◆ **GOAL OF THE EXERCISE**
Look through the data below and return each line where "xmlHttp" appears.

[RAW DATA]

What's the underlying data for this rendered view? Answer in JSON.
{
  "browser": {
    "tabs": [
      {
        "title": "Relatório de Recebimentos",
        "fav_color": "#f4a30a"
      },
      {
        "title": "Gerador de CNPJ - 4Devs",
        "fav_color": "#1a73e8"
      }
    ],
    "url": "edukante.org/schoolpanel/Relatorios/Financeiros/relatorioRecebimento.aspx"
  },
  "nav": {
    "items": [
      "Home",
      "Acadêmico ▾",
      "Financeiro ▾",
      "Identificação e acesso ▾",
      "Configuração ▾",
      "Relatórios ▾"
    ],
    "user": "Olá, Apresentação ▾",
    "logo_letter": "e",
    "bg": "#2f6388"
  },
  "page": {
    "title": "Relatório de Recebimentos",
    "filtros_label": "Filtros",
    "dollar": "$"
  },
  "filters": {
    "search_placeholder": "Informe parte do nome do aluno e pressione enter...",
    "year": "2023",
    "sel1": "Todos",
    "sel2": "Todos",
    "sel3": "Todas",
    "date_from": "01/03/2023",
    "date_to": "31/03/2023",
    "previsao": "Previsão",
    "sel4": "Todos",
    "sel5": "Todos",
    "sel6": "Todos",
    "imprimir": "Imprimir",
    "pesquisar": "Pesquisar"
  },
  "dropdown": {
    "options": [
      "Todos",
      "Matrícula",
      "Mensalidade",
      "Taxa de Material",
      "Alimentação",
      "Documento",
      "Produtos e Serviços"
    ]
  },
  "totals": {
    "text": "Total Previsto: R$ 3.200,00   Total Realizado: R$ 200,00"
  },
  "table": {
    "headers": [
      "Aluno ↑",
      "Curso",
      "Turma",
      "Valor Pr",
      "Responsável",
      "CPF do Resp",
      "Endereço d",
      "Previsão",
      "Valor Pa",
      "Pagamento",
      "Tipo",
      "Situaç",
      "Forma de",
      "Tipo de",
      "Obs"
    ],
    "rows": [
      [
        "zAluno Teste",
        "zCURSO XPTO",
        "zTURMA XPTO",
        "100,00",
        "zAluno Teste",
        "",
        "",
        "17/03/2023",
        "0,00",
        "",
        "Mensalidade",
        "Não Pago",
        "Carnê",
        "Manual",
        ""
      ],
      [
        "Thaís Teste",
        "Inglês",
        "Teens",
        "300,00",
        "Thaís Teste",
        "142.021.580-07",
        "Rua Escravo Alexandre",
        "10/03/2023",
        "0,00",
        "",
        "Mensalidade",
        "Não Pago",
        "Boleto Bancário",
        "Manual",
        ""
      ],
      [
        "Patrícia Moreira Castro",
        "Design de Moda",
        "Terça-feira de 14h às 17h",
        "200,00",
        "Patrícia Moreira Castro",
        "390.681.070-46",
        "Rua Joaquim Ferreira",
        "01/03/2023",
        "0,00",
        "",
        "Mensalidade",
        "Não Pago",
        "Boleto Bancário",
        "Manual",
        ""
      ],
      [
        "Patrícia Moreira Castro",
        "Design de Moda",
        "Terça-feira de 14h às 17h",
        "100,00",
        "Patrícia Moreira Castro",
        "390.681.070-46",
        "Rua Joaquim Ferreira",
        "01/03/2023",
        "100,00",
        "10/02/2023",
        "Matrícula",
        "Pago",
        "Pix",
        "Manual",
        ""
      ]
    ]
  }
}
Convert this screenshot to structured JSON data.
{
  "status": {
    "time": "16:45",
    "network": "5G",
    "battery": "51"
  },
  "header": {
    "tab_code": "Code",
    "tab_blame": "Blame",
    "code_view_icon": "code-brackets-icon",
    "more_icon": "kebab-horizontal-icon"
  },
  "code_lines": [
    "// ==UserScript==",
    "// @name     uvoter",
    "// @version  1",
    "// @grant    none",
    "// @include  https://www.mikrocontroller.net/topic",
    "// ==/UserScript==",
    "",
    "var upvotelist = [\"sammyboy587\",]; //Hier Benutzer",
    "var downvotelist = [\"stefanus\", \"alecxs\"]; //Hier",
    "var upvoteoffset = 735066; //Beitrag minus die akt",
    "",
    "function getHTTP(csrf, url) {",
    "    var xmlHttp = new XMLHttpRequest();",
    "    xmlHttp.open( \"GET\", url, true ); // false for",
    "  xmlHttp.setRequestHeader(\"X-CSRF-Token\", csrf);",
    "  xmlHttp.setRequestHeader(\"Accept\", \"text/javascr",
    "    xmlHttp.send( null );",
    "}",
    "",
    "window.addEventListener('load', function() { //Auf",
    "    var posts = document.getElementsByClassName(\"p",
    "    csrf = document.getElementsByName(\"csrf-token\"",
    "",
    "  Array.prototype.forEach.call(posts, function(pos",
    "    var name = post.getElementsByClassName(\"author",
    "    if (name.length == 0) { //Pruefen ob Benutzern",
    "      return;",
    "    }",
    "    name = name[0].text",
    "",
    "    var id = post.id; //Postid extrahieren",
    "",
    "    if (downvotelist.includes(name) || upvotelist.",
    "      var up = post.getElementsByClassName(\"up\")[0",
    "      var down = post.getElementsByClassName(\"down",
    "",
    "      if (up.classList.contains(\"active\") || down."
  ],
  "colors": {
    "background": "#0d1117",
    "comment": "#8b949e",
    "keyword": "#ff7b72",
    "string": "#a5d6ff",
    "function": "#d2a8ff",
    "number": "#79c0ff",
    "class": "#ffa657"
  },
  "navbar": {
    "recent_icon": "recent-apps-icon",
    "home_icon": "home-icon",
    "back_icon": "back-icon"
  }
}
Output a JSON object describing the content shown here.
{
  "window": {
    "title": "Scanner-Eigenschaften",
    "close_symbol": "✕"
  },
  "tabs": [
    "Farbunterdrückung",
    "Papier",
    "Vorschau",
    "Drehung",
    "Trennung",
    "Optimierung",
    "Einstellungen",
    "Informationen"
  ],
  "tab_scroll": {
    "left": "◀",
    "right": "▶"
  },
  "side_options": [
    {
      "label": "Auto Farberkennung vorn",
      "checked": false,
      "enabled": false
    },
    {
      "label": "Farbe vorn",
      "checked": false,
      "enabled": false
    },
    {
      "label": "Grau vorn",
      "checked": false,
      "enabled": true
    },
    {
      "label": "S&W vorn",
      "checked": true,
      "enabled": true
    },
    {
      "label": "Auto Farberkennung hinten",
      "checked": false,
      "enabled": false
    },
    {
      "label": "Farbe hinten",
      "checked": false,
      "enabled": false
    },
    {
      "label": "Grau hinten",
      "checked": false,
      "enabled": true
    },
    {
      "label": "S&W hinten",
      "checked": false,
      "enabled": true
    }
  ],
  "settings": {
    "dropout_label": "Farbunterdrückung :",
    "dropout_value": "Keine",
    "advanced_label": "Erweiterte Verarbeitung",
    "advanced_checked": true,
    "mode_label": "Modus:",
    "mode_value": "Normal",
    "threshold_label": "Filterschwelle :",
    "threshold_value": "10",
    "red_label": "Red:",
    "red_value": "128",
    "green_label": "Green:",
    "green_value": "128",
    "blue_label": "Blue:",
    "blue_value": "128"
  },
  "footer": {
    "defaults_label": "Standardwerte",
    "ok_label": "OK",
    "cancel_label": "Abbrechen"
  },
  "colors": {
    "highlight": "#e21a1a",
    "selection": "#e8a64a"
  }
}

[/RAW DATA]

◆ **OUTPUT**
    "    var xmlHttp = new XMLHttpRequest();",
    "    xmlHttp.open( \"GET\", url, true ); // false for",
    "  xmlHttp.setRequestHeader(\"X-CSRF-Token\", csrf);",
    "  xmlHttp.setRequestHeader(\"Accept\", \"text/javascr",
    "    xmlHttp.send( null );",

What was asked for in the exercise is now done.